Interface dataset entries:
"""

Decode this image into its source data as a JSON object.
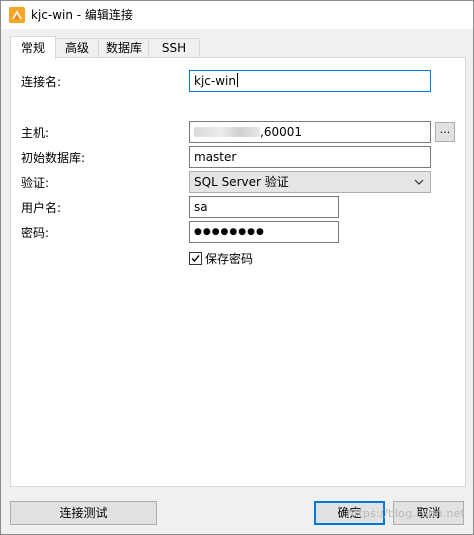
{
  "window": {
    "title": "kjc-win - 编辑连接"
  },
  "tabs": [
    {
      "label": "常规",
      "active": true
    },
    {
      "label": "高级",
      "active": false
    },
    {
      "label": "数据库",
      "active": false
    },
    {
      "label": "SSH",
      "active": false
    }
  ],
  "form": {
    "connection_name": {
      "label": "连接名:",
      "value": "kjc-win"
    },
    "host": {
      "label": "主机:",
      "value_suffix": ",60001",
      "browse_label": "..."
    },
    "initial_database": {
      "label": "初始数据库:",
      "value": "master"
    },
    "auth": {
      "label": "验证:",
      "value": "SQL Server 验证"
    },
    "username": {
      "label": "用户名:",
      "value": "sa"
    },
    "password": {
      "label": "密码:",
      "masked_value": "●●●●●●●●"
    },
    "save_password": {
      "label": "保存密码",
      "checked": true
    }
  },
  "footer": {
    "test_label": "连接测试",
    "ok_label": "确定",
    "cancel_label": "取消"
  },
  "watermark": "https://blog.csdn.net",
  "colors": {
    "focus_border": "#0078d7",
    "panel_bg": "#ffffff",
    "window_bg": "#f0f0f0",
    "app_icon": "#f5a623"
  }
}
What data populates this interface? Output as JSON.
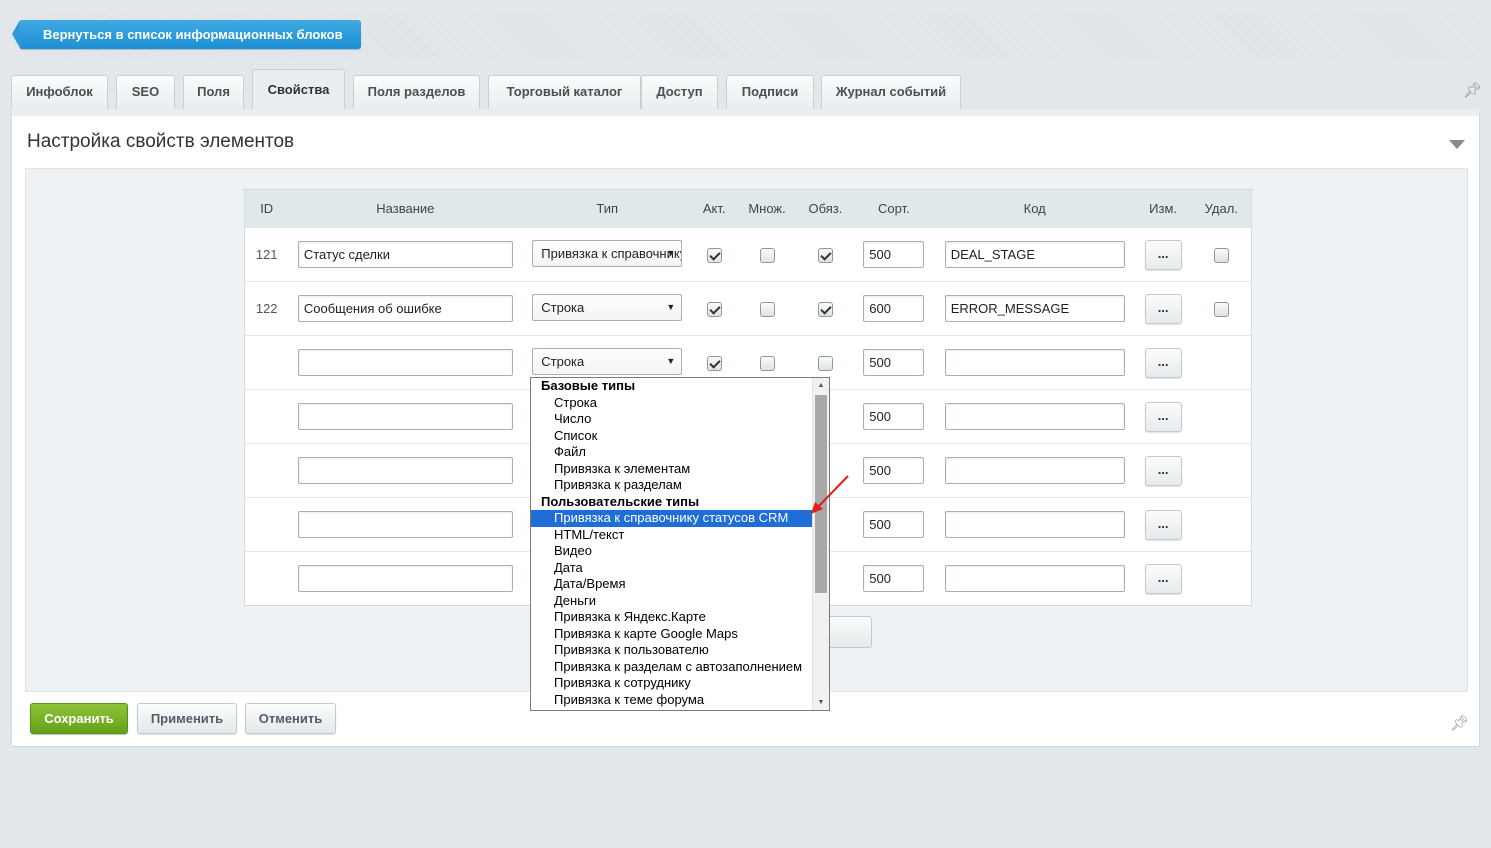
{
  "back_button": "Вернуться в список информационных блоков",
  "tabs": [
    {
      "label": "Инфоблок"
    },
    {
      "label": "SEO"
    },
    {
      "label": "Поля"
    },
    {
      "label": "Свойства",
      "active": true
    },
    {
      "label": "Поля разделов"
    },
    {
      "label": "Торговый каталог"
    },
    {
      "label": "Доступ"
    },
    {
      "label": "Подписи"
    },
    {
      "label": "Журнал событий"
    }
  ],
  "panel": {
    "title": "Настройка свойств элементов"
  },
  "table": {
    "headers": {
      "id": "ID",
      "name": "Название",
      "type": "Тип",
      "active": "Акт.",
      "multiple": "Множ.",
      "required": "Обяз.",
      "sort": "Сорт.",
      "code": "Код",
      "edit": "Изм.",
      "delete": "Удал."
    },
    "rows": [
      {
        "id": "121",
        "name": "Статус сделки",
        "type": "Привязка к справочнику статусов CRM",
        "active": true,
        "multiple": false,
        "required": true,
        "sort": "500",
        "code": "DEAL_STAGE",
        "edit": "...",
        "has_delete": true
      },
      {
        "id": "122",
        "name": "Сообщения об ошибке",
        "type": "Строка",
        "active": true,
        "multiple": false,
        "required": true,
        "sort": "600",
        "code": "ERROR_MESSAGE",
        "edit": "...",
        "has_delete": true
      },
      {
        "id": "",
        "name": "",
        "type": "Строка",
        "active": true,
        "multiple": false,
        "required": false,
        "sort": "500",
        "code": "",
        "edit": "...",
        "has_delete": false
      },
      {
        "id": "",
        "name": "",
        "type": "",
        "sort": "500",
        "code": "",
        "edit": "...",
        "has_delete": false
      },
      {
        "id": "",
        "name": "",
        "type": "",
        "sort": "500",
        "code": "",
        "edit": "...",
        "has_delete": false
      },
      {
        "id": "",
        "name": "",
        "type": "",
        "sort": "500",
        "code": "",
        "edit": "...",
        "has_delete": false
      },
      {
        "id": "",
        "name": "",
        "type": "",
        "sort": "500",
        "code": "",
        "edit": "...",
        "has_delete": false
      }
    ]
  },
  "type_dropdown": {
    "groups": [
      {
        "label": "Базовые типы",
        "options": [
          "Строка",
          "Число",
          "Список",
          "Файл",
          "Привязка к элементам",
          "Привязка к разделам"
        ]
      },
      {
        "label": "Пользовательские типы",
        "options": [
          "Привязка к справочнику статусов CRM",
          "HTML/текст",
          "Видео",
          "Дата",
          "Дата/Время",
          "Деньги",
          "Привязка к Яндекс.Карте",
          "Привязка к карте Google Maps",
          "Привязка к пользователю",
          "Привязка к разделам с автозаполнением",
          "Привязка к сотруднику",
          "Привязка к теме форума"
        ]
      }
    ],
    "highlighted": "Привязка к справочнику статусов CRM"
  },
  "footer": {
    "save": "Сохранить",
    "apply": "Применить",
    "cancel": "Отменить"
  },
  "colors": {
    "accent": "#1e8fd3",
    "save": "#63a116",
    "highlight": "#1e6ed6",
    "annotation_arrow": "#e0201b"
  }
}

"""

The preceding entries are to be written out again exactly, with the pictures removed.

Decode this image into its source data as a JSON object.
{
  "window": {
    "title": "kjc-win - 编辑连接"
  },
  "tabs": [
    {
      "label": "常规",
      "active": true
    },
    {
      "label": "高级",
      "active": false
    },
    {
      "label": "数据库",
      "active": false
    },
    {
      "label": "SSH",
      "active": false
    }
  ],
  "form": {
    "connection_name": {
      "label": "连接名:",
      "value": "kjc-win"
    },
    "host": {
      "label": "主机:",
      "value_suffix": ",60001",
      "browse_label": "..."
    },
    "initial_database": {
      "label": "初始数据库:",
      "value": "master"
    },
    "auth": {
      "label": "验证:",
      "value": "SQL Server 验证"
    },
    "username": {
      "label": "用户名:",
      "value": "sa"
    },
    "password": {
      "label": "密码:",
      "masked_value": "●●●●●●●●"
    },
    "save_password": {
      "label": "保存密码",
      "checked": true
    }
  },
  "footer": {
    "test_label": "连接测试",
    "ok_label": "确定",
    "cancel_label": "取消"
  },
  "watermark": "https://blog.csdn.net",
  "colors": {
    "focus_border": "#0078d7",
    "panel_bg": "#ffffff",
    "window_bg": "#f0f0f0",
    "app_icon": "#f5a623"
  }
}
What data populates this interface? Output as JSON.
{
  "back_button": "Вернуться в список информационных блоков",
  "tabs": [
    {
      "label": "Инфоблок"
    },
    {
      "label": "SEO"
    },
    {
      "label": "Поля"
    },
    {
      "label": "Свойства",
      "active": true
    },
    {
      "label": "Поля разделов"
    },
    {
      "label": "Торговый каталог"
    },
    {
      "label": "Доступ"
    },
    {
      "label": "Подписи"
    },
    {
      "label": "Журнал событий"
    }
  ],
  "panel": {
    "title": "Настройка свойств элементов"
  },
  "table": {
    "headers": {
      "id": "ID",
      "name": "Название",
      "type": "Тип",
      "active": "Акт.",
      "multiple": "Множ.",
      "required": "Обяз.",
      "sort": "Сорт.",
      "code": "Код",
      "edit": "Изм.",
      "delete": "Удал."
    },
    "rows": [
      {
        "id": "121",
        "name": "Статус сделки",
        "type": "Привязка к справочнику статусов CRM",
        "active": true,
        "multiple": false,
        "required": true,
        "sort": "500",
        "code": "DEAL_STAGE",
        "edit": "...",
        "has_delete": true
      },
      {
        "id": "122",
        "name": "Сообщения об ошибке",
        "type": "Строка",
        "active": true,
        "multiple": false,
        "required": true,
        "sort": "600",
        "code": "ERROR_MESSAGE",
        "edit": "...",
        "has_delete": true
      },
      {
        "id": "",
        "name": "",
        "type": "Строка",
        "active": true,
        "multiple": false,
        "required": false,
        "sort": "500",
        "code": "",
        "edit": "...",
        "has_delete": false
      },
      {
        "id": "",
        "name": "",
        "type": "",
        "sort": "500",
        "code": "",
        "edit": "...",
        "has_delete": false
      },
      {
        "id": "",
        "name": "",
        "type": "",
        "sort": "500",
        "code": "",
        "edit": "...",
        "has_delete": false
      },
      {
        "id": "",
        "name": "",
        "type": "",
        "sort": "500",
        "code": "",
        "edit": "...",
        "has_delete": false
      },
      {
        "id": "",
        "name": "",
        "type": "",
        "sort": "500",
        "code": "",
        "edit": "...",
        "has_delete": false
      }
    ]
  },
  "type_dropdown": {
    "groups": [
      {
        "label": "Базовые типы",
        "options": [
          "Строка",
          "Число",
          "Список",
          "Файл",
          "Привязка к элементам",
          "Привязка к разделам"
        ]
      },
      {
        "label": "Пользовательские типы",
        "options": [
          "Привязка к справочнику статусов CRM",
          "HTML/текст",
          "Видео",
          "Дата",
          "Дата/Время",
          "Деньги",
          "Привязка к Яндекс.Карте",
          "Привязка к карте Google Maps",
          "Привязка к пользователю",
          "Привязка к разделам с автозаполнением",
          "Привязка к сотруднику",
          "Привязка к теме форума"
        ]
      }
    ],
    "highlighted": "Привязка к справочнику статусов CRM"
  },
  "footer": {
    "save": "Сохранить",
    "apply": "Применить",
    "cancel": "Отменить"
  },
  "colors": {
    "accent": "#1e8fd3",
    "save": "#63a116",
    "highlight": "#1e6ed6",
    "annotation_arrow": "#e0201b"
  }
}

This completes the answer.